Poilievre Accuses WestJet Union of Stifling His 'Freedom of Speech'

Poilievre Accuses WestJet Union of Stifling His 'Freedom of Speech'
A WestJet plane waits at a gate at Calgary International Airport in Calgary, Alta., on Aug. 31, 2022. (Jeff McIntosh/The Canadian Press)

Conservative Leader Pierre Poilievre says the union representing WestJet flight crew owes him an apology for attempting to stifle his “freedom of speech.”

“The crew invited me to give a speech,” Mr. Poilievre said during a Sept. 14 press conference in Vancouver. “And they did that multiple times.”

While on a flight from Quebec City to Calgary on the evening of Sept. 11, following the Conservative Party convention, Mr. Poilievre delivered a speech to passengers using the airplane’s public announcement system.

The speech, which lasted around 45 seconds, was captured on video and circulated on social media. It subsequently drew the ire of the president of CUPE Alberta’s local 4070, who lambasted the airline for permitting a politician to deliver a politically-charged speech, and said the crew weren’t consulted in the decision.

The union has demanded that both WestJet and Mr. Poilievre apologize for the incident.

“It is very disappointing that WestJet management let a politician use the public announcement (PA) system on a recent flight for his political statement,” a Sept. 13 statement from the union’s local president Alia Hussain said. “It is doubly disappointing that WestJet is now trying to assign blame on the cabin crew for this event. The cabin crew had no input into this decision.

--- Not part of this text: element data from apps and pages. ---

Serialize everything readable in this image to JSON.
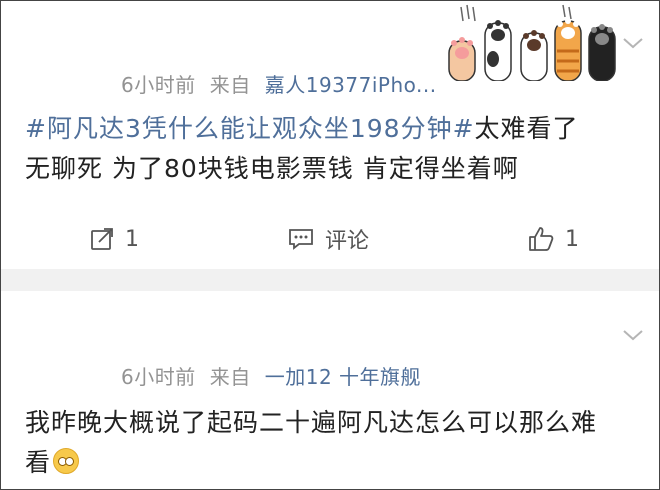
{
  "posts": [
    {
      "time": "6小时前",
      "from_label": "来自",
      "source": "嘉人19377iPho...",
      "hashtag": "#阿凡达3凭什么能让观众坐198分钟#",
      "text_after_hashtag": "太难看了",
      "line2": "无聊死  为了80块钱电影票钱  肯定得坐着啊",
      "actions": {
        "share_count": "1",
        "comment_label": "评论",
        "like_count": "1"
      }
    },
    {
      "time": "6小时前",
      "from_label": "来自",
      "source": "一加12 十年旗舰",
      "line1": "我昨晚大概说了起码二十遍阿凡达怎么可以那么难",
      "line2": "看"
    }
  ],
  "icons": {
    "chevron": "chevron-down-icon",
    "share": "share-icon",
    "comment": "comment-icon",
    "like": "thumbs-up-icon",
    "paws": "cat-paws-decoration",
    "emoji": "flushed-face-emoji"
  },
  "colors": {
    "link": "#4f6f9a",
    "meta": "#939393",
    "text": "#222222",
    "separator": "#f1f1f1"
  }
}
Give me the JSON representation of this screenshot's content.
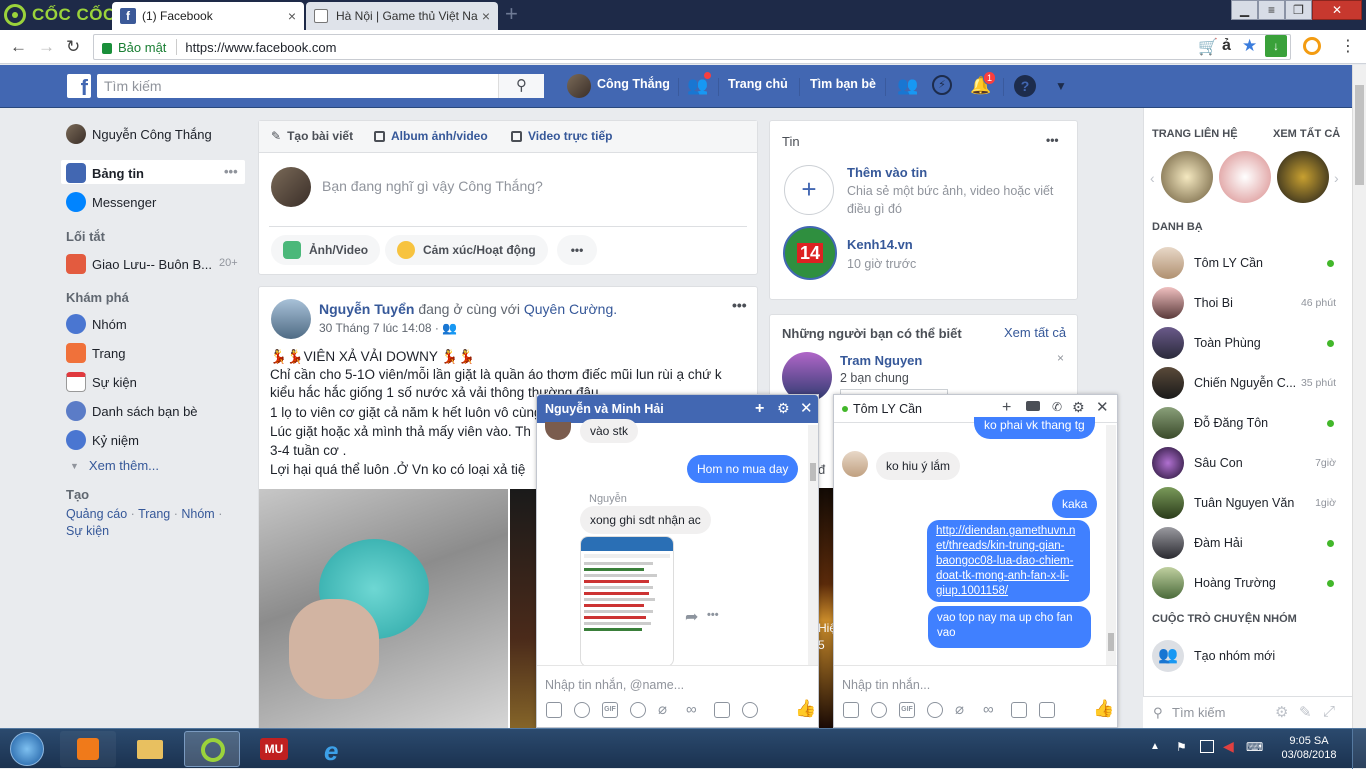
{
  "browser": {
    "brand": "CỐC CỐC",
    "tabs": [
      {
        "title": "(1) Facebook",
        "favicon": "f"
      },
      {
        "title": "Hà Nội | Game thủ Việt Na"
      }
    ],
    "url": "https://www.facebook.com",
    "secure_label": "Bảo mật",
    "lang_badge": "ả",
    "window_controls": [
      "▁",
      "❐",
      "✕"
    ]
  },
  "fb_header": {
    "search_placeholder": "Tìm kiếm",
    "user_name": "Công Thắng",
    "links": [
      "Trang chủ",
      "Tìm bạn bè"
    ],
    "notif_count": "1",
    "colors": {
      "bar": "#4267b2"
    }
  },
  "left_nav": {
    "profile": "Nguyễn Công Thắng",
    "main": [
      {
        "label": "Bảng tin",
        "icon": "news-feed-icon"
      },
      {
        "label": "Messenger",
        "icon": "messenger-icon"
      }
    ],
    "shortcuts_title": "Lối tắt",
    "shortcuts": [
      {
        "label": "Giao Lưu-- Buôn B...",
        "count": "20+"
      }
    ],
    "explore_title": "Khám phá",
    "explore": [
      "Nhóm",
      "Trang",
      "Sự kiện",
      "Danh sách bạn bè",
      "Kỷ niệm"
    ],
    "see_more": "Xem thêm...",
    "create_title": "Tạo",
    "create_links": [
      "Quảng cáo",
      "Trang",
      "Nhóm",
      "Sự kiện"
    ]
  },
  "composer": {
    "tabs": [
      "Tạo bài viết",
      "Album ảnh/video",
      "Video trực tiếp"
    ],
    "placeholder": "Bạn đang nghĩ gì vậy Công Thắng?",
    "actions": [
      "Ảnh/Video",
      "Cảm xúc/Hoạt động",
      "•••"
    ]
  },
  "post": {
    "author": "Nguyễn Tuyển",
    "with_text": "đang ở cùng với",
    "with_name": "Quyên Cường.",
    "time": "30 Tháng 7 lúc 14:08 ·",
    "lines": [
      "💃💃VIÊN XẢ VẢI DOWNY 💃💃",
      "Chỉ cần cho 5-1O viên/mỗi lần giặt là quần áo thơm điếc mũi lun rùi ạ chứ k",
      "kiểu hắc hắc giống 1 số nước xả vải thông thường đâu",
      "1 lọ to viên cơ giặt cả năm k hết luôn vô cùng",
      "Lúc giặt hoặc xả mình thả mấy viên vào. Th",
      "3-4 tuần cơ .",
      "Lợi hại quá thể luôn .Ở Vn ko có loại xả tiệ"
    ]
  },
  "stories": {
    "title": "Tin",
    "add_title": "Thêm vào tin",
    "add_desc_1": "Chia sẻ một bức ảnh, video hoặc viết",
    "add_desc_2": "điều gì đó",
    "item_name": "Kenh14.vn",
    "item_time": "10 giờ trước",
    "item_logo": "14"
  },
  "pymk": {
    "title": "Những người bạn có thể biết",
    "see_all": "Xem tất cả",
    "person": "Tram Nguyen",
    "mutual": "2 bạn chung"
  },
  "behind_text": {
    "a": "đ",
    "b": "Hiệ",
    "c": "5"
  },
  "chat1": {
    "title": "Nguyễn và Minh Hải",
    "messages": [
      {
        "text": "vào stk",
        "side": "in"
      },
      {
        "text": "Hom no mua day",
        "side": "out"
      },
      {
        "sender": "Nguyễn"
      },
      {
        "text": "xong ghi sdt nhận ac",
        "side": "in"
      }
    ],
    "input_placeholder": "Nhập tin nhắn, @name..."
  },
  "chat2": {
    "title": "Tôm LY Cần",
    "messages": [
      {
        "text": "ko phai vk thang tg",
        "side": "out"
      },
      {
        "text": "ko hiu ý lắm",
        "side": "in"
      },
      {
        "text": "kaka",
        "side": "out"
      },
      {
        "text": "http://diendan.gamethuvn.n|et/threads/kin-trung-gian-|baongoc08-lua-dao-chiem-|doat-tk-mong-anh-fan-x-li-|giup.1001158/",
        "side": "out"
      },
      {
        "text": "vao top nay ma up cho fan|vao",
        "side": "out"
      }
    ],
    "link_lines": [
      "http://diendan.gamethuvn.n",
      "et/threads/kin-trung-gian-",
      "baongoc08-lua-dao-chiem-",
      "doat-tk-mong-anh-fan-x-li-",
      "giup.1001158/"
    ],
    "last_lines": [
      "vao top nay ma up cho fan",
      "vao"
    ],
    "input_placeholder": "Nhập tin nhắn..."
  },
  "right_sidebar": {
    "contacts_header": "TRANG LIÊN HỆ",
    "see_all": "XEM TẤT CẢ",
    "directory_title": "DANH BẠ",
    "contacts": [
      {
        "name": "Tôm LY Cần",
        "status": "online"
      },
      {
        "name": "Thoi Bi",
        "status": "46 phút"
      },
      {
        "name": "Toàn Phùng",
        "status": "online"
      },
      {
        "name": "Chiến Nguyễn C...",
        "status": "35 phút"
      },
      {
        "name": "Đỗ Đăng Tôn",
        "status": "online"
      },
      {
        "name": "Sâu Con",
        "status": "7giờ"
      },
      {
        "name": "Tuân Nguyen Văn",
        "status": "1giờ"
      },
      {
        "name": "Đàm Hải",
        "status": "online"
      },
      {
        "name": "Hoàng Trường",
        "status": "online"
      }
    ],
    "group_title": "CUỘC TRÒ CHUYỆN NHÓM",
    "create_group": "Tạo nhóm mới",
    "search_placeholder": "Tìm kiếm"
  },
  "taskbar": {
    "time": "9:05 SA",
    "date": "03/08/2018"
  }
}
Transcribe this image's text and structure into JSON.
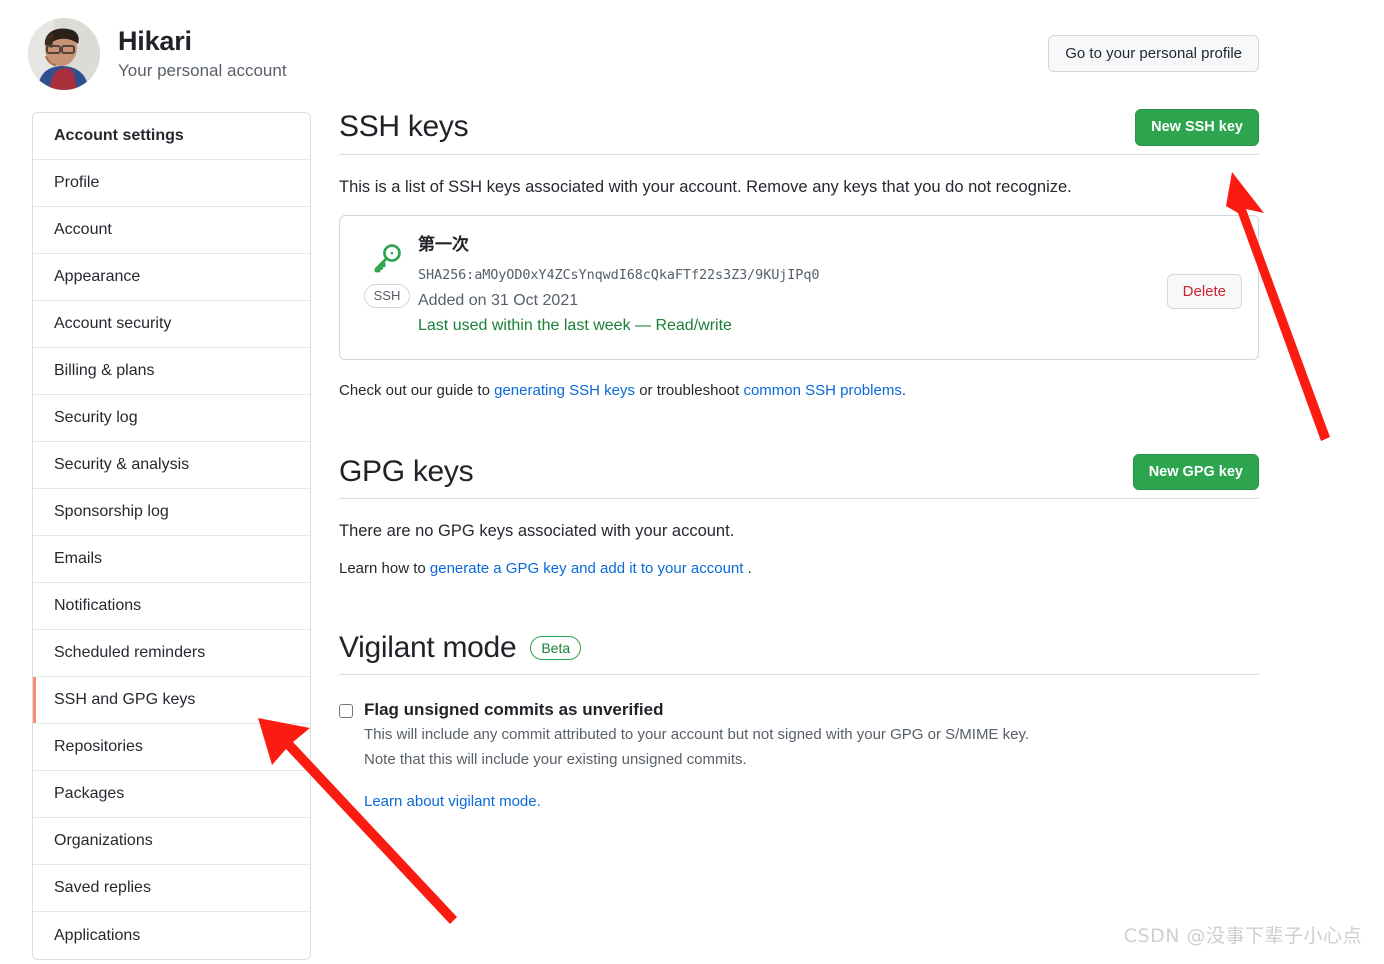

“WestJet’s own work rules state clearly that no one other than operating crew are to use the PA system.”

WestJet’s CEO Alexis von Hoenbroech announced in a social media post that the company will revisit its policy, and that the airline is non-partisan.

“This flight was specifically added to assist with demand for the CPC convention, and was largely filled with their delegates,” Mr. von Hoenbroech’s X post said. “The leader of the party was given the opportunity to greet delegates onboard (which is not unusual), but this was not a political endorsement nor should it be interpreted as such.”

Mr. Poilievre’s speech, which at times drew applause and laughter, took a veiled shot at the Liberals' governance.

“This is your captain’s warning, a little bit of turbulence, but it will only last about two years,” he said. "At which time we’ll have a totally new crew and pilot in charge of the plane. We’ll pierce through the storm, safely land in our home, in the country we know and love. Your home, my home, our home. Let’s bring it home."